October 5, 2010

Economist: Lifespan extending benefits of caloric restriction passed down to next generation. Seriously.

The Economist is reporting on how an obscure group of animals, the rotifer, may reveal the secret of elongating life. It's a study into caloric restriction, which is not surprising, but what's particularly fascinating about this study, however, is that the benefits seem to be passed down to the next generation:
Rotifers are unusual in that they often reproduce by parthenogenesis (some species, indeed, can reproduce only in this way). A parthenogenetic population is, by definition, all female and the result, give or take the odd mutation, is that a rotifer’s daughters are genetically identical to her. That makes rotifers convenient subjects for studies of the controversial idea that characteristics acquired during an individual’s life can be passed down the generations in ways that are independent of mutations in the DNA.

Dr Watabe and his colleagues first looked at whether caloric restriction does, indeed, work its magic on rotifers. It does. Without it, as they report in Functional Ecology, their animals lived for an average of 8.8 days. With it they lived for 13.5 days. The intriguing result came when they did the same thing with the rotifers’ offspring. The daughters of those rotifers which had been fed as much as they could eat lived for 9.5 days if treated likewise (not significantly different from their mothers) and 14.4 if put on short commons. Those born of calorie-restricted mothers lived for 12.7 and 16.8 days respectively. Something, then, is being passed on that is having an effect down the generations.

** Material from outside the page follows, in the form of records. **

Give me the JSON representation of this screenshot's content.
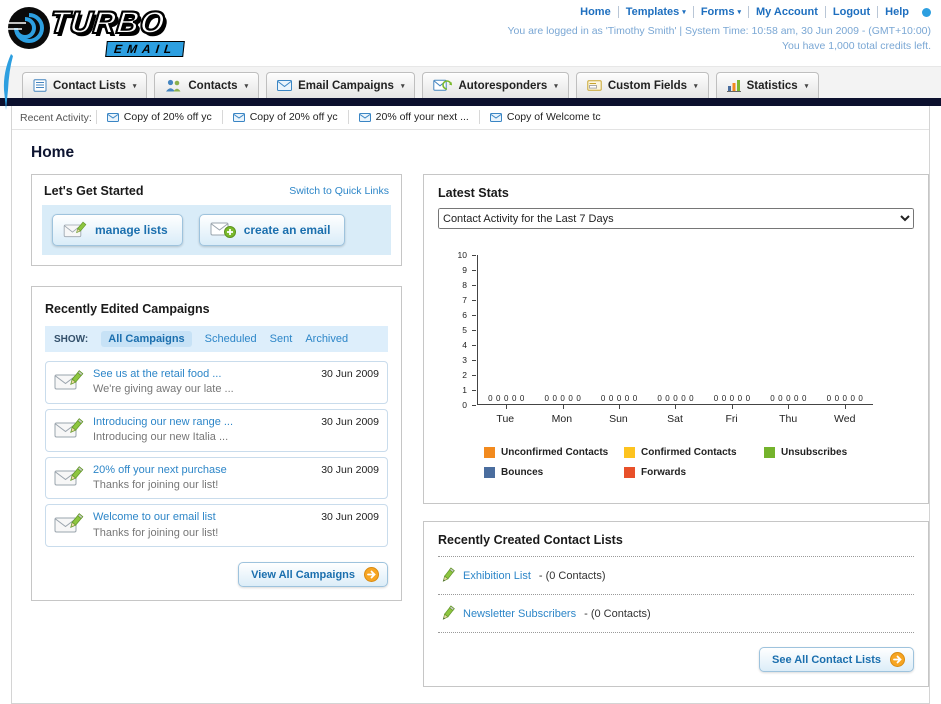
{
  "page_title": "Home",
  "header": {
    "logo": {
      "title": "TURBO",
      "subtitle": "EMAIL"
    },
    "nav_items": [
      {
        "label": "Home",
        "caret": false
      },
      {
        "label": "Templates",
        "caret": true
      },
      {
        "label": "Forms",
        "caret": true
      },
      {
        "label": "My Account",
        "caret": false
      },
      {
        "label": "Logout",
        "caret": false
      },
      {
        "label": "Help",
        "caret": false
      }
    ],
    "status_line": "You are logged in as 'Timothy Smith' | System Time: 10:58 am, 30 Jun 2009 - (GMT+10:00)",
    "credits_line": "You have 1,000 total credits left."
  },
  "main_nav": [
    {
      "label": "Contact Lists",
      "icon": "contact-lists-icon"
    },
    {
      "label": "Contacts",
      "icon": "contacts-icon"
    },
    {
      "label": "Email Campaigns",
      "icon": "email-campaigns-icon"
    },
    {
      "label": "Autoresponders",
      "icon": "autoresponders-icon"
    },
    {
      "label": "Custom Fields",
      "icon": "custom-fields-icon"
    },
    {
      "label": "Statistics",
      "icon": "statistics-icon"
    }
  ],
  "recent_activity": {
    "label": "Recent Activity:",
    "items": [
      "Copy of 20% off yc",
      "Copy of 20% off yc",
      "20% off your next ...",
      "Copy of Welcome tc"
    ]
  },
  "get_started": {
    "title": "Let's Get Started",
    "switch_link": "Switch to Quick Links",
    "buttons": [
      {
        "label": "manage lists",
        "icon": "pencil-envelope-icon"
      },
      {
        "label": "create an email",
        "icon": "new-email-icon"
      }
    ]
  },
  "campaigns": {
    "title": "Recently Edited Campaigns",
    "show_label": "SHOW:",
    "tabs": [
      "All Campaigns",
      "Scheduled",
      "Sent",
      "Archived"
    ],
    "selected_tab_index": 0,
    "items": [
      {
        "title": "See us at the retail food ...",
        "subtitle": "We're giving away our late ...",
        "date": "30 Jun 2009"
      },
      {
        "title": "Introducing our new range ...",
        "subtitle": "Introducing our new Italia ...",
        "date": "30 Jun 2009"
      },
      {
        "title": "20% off your next purchase",
        "subtitle": "Thanks for joining our list!",
        "date": "30 Jun 2009"
      },
      {
        "title": "Welcome to our email list",
        "subtitle": "Thanks for joining our list!",
        "date": "30 Jun 2009"
      }
    ],
    "view_all_label": "View All Campaigns"
  },
  "stats": {
    "title": "Latest Stats",
    "dropdown_value": "Contact Activity for the Last 7 Days",
    "chart_data": {
      "type": "bar",
      "title": "Contact Activity for the Last 7 Days",
      "categories": [
        "Tue",
        "Mon",
        "Sun",
        "Sat",
        "Fri",
        "Thu",
        "Wed"
      ],
      "series": [
        {
          "name": "Unconfirmed Contacts",
          "color": "#f28a1e",
          "values": [
            0,
            0,
            0,
            0,
            0,
            0,
            0
          ]
        },
        {
          "name": "Confirmed Contacts",
          "color": "#fdc31f",
          "values": [
            0,
            0,
            0,
            0,
            0,
            0,
            0
          ]
        },
        {
          "name": "Unsubscribes",
          "color": "#74b32c",
          "values": [
            0,
            0,
            0,
            0,
            0,
            0,
            0
          ]
        },
        {
          "name": "Bounces",
          "color": "#4a6d9e",
          "values": [
            0,
            0,
            0,
            0,
            0,
            0,
            0
          ]
        },
        {
          "name": "Forwards",
          "color": "#e8502a",
          "values": [
            0,
            0,
            0,
            0,
            0,
            0,
            0
          ]
        }
      ],
      "ylim": [
        0,
        10
      ],
      "yticks": [
        0,
        1,
        2,
        3,
        4,
        5,
        6,
        7,
        8,
        9,
        10
      ],
      "xlabel": "",
      "ylabel": "",
      "grid": false,
      "legend_position": "bottom"
    }
  },
  "contact_lists": {
    "title": "Recently Created Contact Lists",
    "items": [
      {
        "name": "Exhibition List",
        "count": "- (0 Contacts)"
      },
      {
        "name": "Newsletter Subscribers",
        "count": "- (0 Contacts)"
      }
    ],
    "see_all_label": "See All Contact Lists"
  }
}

That something seems to be related to an enzyme called catalase. This enzyme degrades hydrogen peroxide, a highly reactive chemical that creates cellular damage of the sort associated with ageing. Dr Watabe found that the offspring of calorie-restricted mothers have more catalase than those of mothers who were fed without restriction.
So, if inherited epigenetic changes are causing daughter rotifers to produce more catalase, it raises the question of whether a similar thing happens in other species and, if so, whether it might be induced artificially so that people won't have to resort to caloric restriction.

Read the entire article.

1 comment:

David said...

Caloric restriction is interesting but I am more concerned about AI and its shared use.

I don’t think that AI is an existential risk. It is going to be more of a golden opportunity. For some probably not for all.

Given that most people oppose AI on various basis (religious, economic) chances are it will be implemented in a small group, and very few people will get to benefit from it. Wealthy people would probably be the first to use it.

This isn’t a regular technology and it will not go first to the rich and then to everybody else, like it happened with the phones or computers in a couple of decades. This is where Kurzweil is wrong.

Can someone imagine the dynamics of a group that has access to AI for 20-30 years?

I doubt that after 20 or 30 years, heck even after 10 years, they would need any money so the assumption that it will be shared with the rest of the world for financial reasons doesn’t seem founded.

So I am trying to save and figure what would be the cost of entry in this club.